▶ [Description of the task]: Going through the entries below, count each line that holds "brand" and give only the total.

▶ [Data section]:

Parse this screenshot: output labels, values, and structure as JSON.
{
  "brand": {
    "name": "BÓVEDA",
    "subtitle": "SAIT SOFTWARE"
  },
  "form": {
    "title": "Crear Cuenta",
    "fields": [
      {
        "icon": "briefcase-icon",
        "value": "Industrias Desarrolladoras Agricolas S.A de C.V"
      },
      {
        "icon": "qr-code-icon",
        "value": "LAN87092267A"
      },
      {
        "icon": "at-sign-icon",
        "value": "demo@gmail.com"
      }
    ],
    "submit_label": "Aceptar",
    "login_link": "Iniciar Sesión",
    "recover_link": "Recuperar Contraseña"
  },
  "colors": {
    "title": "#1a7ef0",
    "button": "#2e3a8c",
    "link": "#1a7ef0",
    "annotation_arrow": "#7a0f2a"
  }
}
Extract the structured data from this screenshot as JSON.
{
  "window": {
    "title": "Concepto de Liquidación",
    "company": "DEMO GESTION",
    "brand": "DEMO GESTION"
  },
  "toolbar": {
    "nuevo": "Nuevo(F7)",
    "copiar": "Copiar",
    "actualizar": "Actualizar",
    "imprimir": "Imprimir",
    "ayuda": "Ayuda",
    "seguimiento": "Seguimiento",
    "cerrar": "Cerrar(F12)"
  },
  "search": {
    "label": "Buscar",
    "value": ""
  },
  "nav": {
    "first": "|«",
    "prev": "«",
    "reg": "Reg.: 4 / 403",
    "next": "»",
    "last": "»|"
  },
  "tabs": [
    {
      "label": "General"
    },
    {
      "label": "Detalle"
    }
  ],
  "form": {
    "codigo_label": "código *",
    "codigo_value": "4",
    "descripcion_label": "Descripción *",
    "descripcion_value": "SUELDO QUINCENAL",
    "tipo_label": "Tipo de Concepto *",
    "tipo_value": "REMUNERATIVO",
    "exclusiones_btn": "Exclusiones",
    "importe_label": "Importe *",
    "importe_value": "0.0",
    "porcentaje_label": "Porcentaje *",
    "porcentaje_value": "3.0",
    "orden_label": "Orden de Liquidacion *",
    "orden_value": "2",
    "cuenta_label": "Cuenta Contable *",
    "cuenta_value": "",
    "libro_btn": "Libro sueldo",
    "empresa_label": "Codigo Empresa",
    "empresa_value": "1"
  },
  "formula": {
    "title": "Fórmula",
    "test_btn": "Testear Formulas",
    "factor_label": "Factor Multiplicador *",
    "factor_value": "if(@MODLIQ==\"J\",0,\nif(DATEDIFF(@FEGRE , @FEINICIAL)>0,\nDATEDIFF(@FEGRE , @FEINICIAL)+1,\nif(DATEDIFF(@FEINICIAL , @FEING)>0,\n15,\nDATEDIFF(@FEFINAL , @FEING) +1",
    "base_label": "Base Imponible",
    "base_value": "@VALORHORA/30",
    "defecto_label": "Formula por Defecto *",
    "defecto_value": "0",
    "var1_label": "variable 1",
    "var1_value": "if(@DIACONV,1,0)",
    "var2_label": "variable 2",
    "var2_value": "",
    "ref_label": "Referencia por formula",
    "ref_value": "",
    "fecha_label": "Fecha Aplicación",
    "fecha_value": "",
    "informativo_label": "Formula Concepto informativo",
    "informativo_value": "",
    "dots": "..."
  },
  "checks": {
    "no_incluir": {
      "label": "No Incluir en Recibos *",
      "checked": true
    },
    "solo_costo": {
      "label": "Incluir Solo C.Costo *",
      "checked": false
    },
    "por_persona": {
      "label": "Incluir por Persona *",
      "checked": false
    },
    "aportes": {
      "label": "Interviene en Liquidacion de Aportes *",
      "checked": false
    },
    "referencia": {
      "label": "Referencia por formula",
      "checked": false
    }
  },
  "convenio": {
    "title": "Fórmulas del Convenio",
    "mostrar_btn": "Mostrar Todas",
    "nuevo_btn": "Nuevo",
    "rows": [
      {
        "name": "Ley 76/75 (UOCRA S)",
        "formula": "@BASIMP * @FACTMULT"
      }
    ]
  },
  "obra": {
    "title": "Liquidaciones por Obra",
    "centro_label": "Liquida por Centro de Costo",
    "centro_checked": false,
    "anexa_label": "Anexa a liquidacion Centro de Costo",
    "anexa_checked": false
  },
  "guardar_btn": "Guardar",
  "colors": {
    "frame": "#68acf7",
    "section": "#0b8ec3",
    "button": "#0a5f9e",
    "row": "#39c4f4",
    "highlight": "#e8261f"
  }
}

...

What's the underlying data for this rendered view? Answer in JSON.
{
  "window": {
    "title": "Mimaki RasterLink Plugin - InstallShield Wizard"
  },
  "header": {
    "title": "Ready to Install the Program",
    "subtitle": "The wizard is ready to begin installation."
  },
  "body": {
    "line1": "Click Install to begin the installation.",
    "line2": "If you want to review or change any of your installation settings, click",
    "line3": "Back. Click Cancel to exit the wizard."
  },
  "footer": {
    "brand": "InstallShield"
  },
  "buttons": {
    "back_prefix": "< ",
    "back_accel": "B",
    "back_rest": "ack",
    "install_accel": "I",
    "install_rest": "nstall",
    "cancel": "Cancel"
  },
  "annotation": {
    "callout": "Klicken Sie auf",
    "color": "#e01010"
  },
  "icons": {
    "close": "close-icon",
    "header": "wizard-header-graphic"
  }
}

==

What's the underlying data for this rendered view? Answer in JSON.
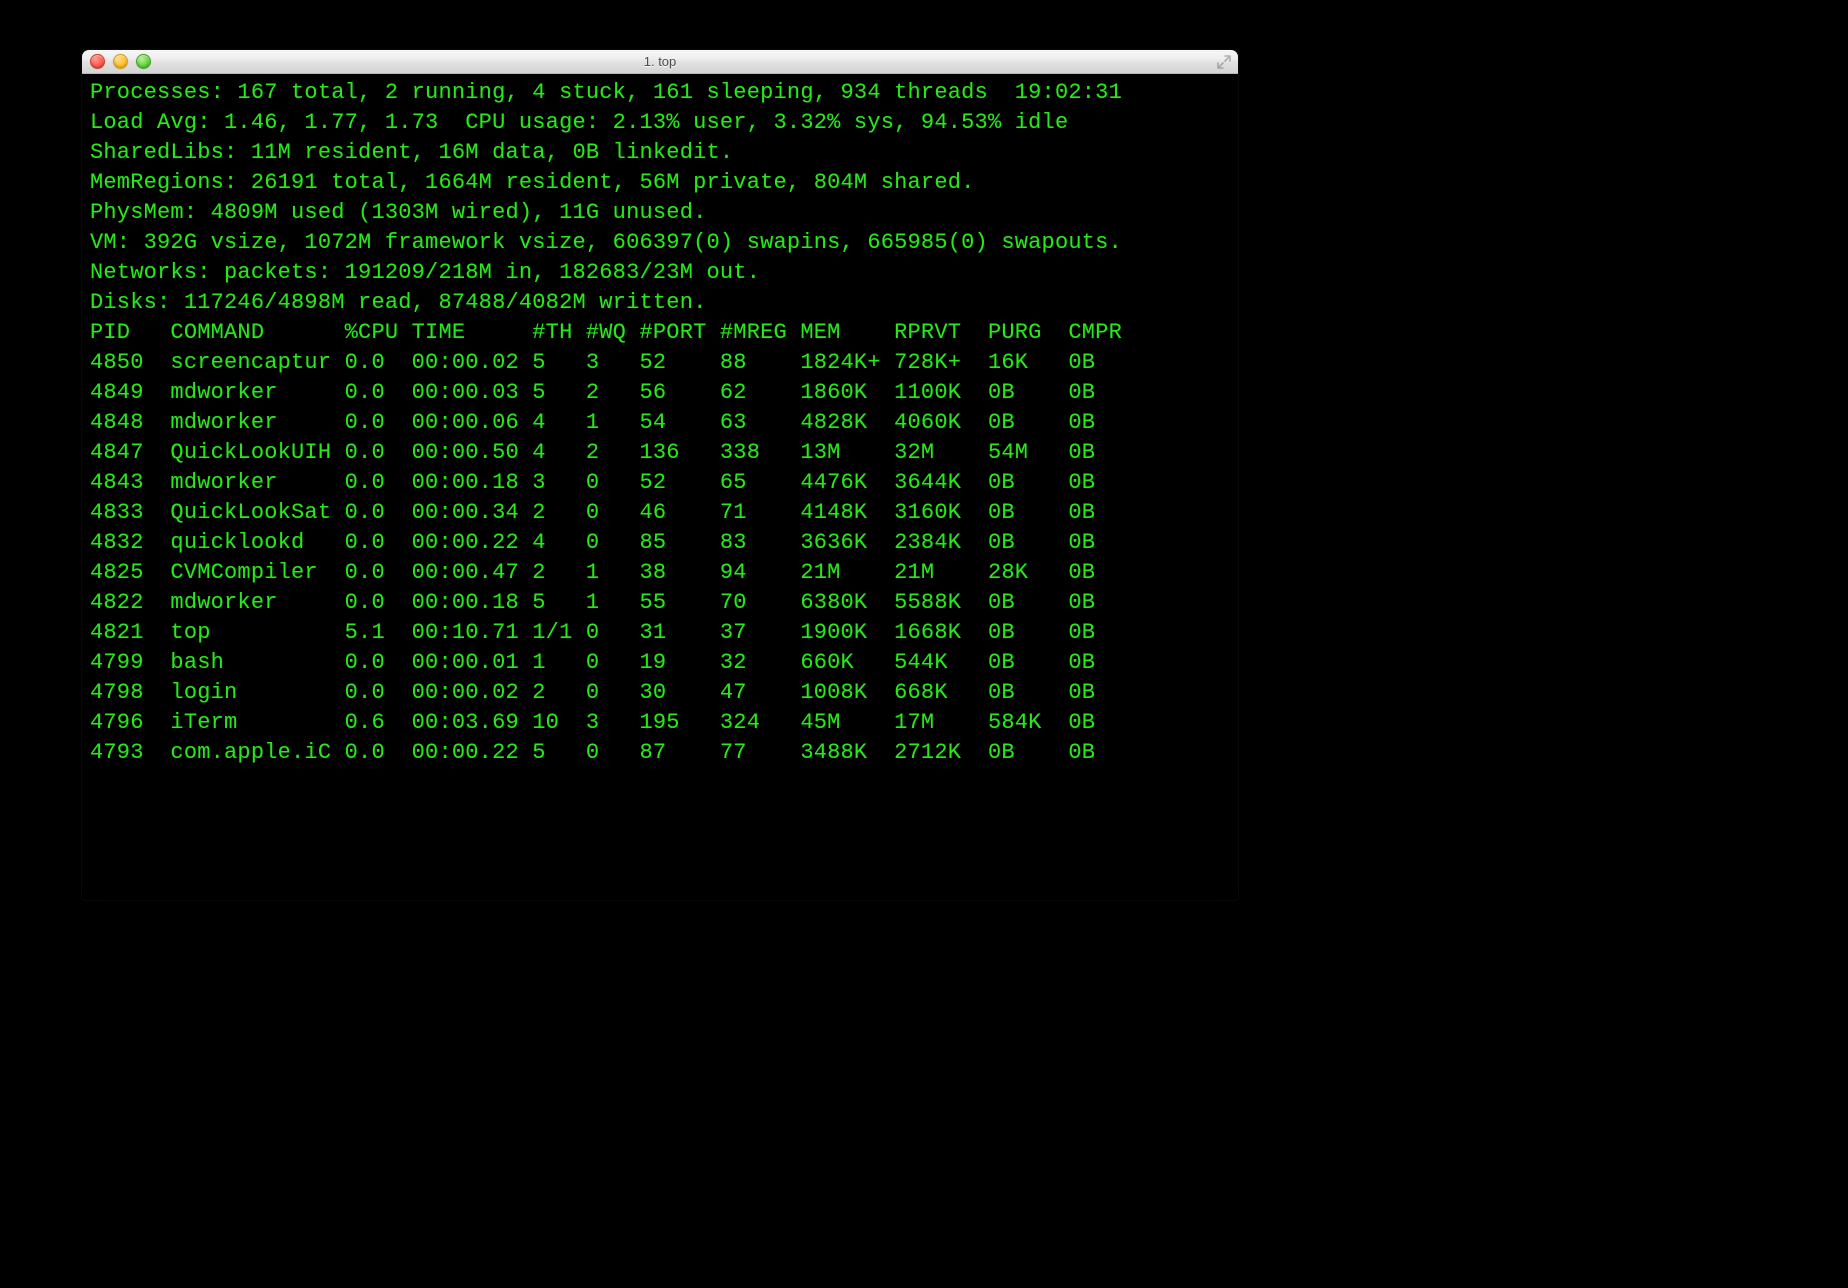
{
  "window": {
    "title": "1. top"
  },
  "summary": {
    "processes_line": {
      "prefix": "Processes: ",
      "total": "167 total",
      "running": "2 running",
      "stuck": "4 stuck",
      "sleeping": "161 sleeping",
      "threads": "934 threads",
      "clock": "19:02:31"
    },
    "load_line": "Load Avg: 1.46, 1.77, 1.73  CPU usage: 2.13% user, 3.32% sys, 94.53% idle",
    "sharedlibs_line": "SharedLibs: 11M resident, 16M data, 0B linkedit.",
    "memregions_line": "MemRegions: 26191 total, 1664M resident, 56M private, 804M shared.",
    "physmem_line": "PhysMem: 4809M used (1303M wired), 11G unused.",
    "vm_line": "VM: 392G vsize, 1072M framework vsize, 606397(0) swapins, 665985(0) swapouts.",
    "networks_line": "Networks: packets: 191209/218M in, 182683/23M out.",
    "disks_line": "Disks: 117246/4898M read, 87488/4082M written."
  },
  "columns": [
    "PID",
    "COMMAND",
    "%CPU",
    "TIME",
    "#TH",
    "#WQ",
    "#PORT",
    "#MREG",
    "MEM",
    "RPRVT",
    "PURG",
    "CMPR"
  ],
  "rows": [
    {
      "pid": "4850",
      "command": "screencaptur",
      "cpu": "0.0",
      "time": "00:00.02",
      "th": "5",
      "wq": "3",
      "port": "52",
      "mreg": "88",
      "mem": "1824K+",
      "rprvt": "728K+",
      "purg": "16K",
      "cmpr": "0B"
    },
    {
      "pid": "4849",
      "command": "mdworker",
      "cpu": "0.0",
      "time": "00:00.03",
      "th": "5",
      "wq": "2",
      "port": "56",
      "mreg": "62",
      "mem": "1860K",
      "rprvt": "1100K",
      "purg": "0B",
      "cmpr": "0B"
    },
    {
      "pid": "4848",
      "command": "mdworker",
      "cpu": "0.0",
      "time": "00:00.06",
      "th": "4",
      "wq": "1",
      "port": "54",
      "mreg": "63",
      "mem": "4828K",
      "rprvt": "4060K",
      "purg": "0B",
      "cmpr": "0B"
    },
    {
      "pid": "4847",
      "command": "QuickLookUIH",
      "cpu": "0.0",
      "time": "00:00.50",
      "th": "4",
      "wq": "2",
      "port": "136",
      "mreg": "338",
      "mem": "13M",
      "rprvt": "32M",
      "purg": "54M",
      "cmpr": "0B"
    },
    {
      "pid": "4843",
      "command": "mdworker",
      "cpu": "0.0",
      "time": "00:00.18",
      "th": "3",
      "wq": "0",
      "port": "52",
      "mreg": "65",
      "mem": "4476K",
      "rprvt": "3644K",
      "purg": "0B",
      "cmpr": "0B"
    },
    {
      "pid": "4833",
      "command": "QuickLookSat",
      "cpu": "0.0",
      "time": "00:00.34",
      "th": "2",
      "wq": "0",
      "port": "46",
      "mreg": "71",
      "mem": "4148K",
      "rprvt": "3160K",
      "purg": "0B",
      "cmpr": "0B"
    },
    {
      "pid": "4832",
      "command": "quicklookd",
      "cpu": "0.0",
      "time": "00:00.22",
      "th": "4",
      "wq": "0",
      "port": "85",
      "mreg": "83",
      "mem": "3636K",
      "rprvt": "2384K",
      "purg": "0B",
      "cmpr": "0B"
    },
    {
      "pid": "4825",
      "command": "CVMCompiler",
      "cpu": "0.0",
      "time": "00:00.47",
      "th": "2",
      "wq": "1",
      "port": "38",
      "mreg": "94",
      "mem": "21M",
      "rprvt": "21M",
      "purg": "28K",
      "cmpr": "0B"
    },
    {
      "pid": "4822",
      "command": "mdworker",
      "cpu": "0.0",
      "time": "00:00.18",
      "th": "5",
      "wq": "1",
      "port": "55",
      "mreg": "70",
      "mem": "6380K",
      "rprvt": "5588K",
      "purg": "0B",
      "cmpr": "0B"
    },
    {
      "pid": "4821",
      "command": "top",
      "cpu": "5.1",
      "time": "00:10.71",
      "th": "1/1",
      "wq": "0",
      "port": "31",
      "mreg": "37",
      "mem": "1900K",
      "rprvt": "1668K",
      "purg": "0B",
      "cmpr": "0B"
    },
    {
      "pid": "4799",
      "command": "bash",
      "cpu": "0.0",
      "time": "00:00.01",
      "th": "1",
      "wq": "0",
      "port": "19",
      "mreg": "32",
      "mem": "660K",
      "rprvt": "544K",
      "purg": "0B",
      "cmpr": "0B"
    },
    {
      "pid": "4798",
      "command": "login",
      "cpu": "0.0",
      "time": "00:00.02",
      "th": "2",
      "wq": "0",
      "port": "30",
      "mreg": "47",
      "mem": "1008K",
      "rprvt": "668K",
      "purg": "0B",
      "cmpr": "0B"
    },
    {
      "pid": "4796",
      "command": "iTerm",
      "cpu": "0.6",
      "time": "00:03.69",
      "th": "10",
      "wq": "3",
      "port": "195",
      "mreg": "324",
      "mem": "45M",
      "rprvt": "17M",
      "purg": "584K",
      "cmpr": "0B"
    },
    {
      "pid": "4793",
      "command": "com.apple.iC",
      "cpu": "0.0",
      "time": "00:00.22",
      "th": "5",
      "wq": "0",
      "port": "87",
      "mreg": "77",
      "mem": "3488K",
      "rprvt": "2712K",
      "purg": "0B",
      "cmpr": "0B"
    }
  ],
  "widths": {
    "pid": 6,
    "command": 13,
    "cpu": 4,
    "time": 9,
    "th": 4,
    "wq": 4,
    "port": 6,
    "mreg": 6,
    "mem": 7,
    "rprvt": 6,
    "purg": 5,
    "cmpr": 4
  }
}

▶ [Reply to the task]: 3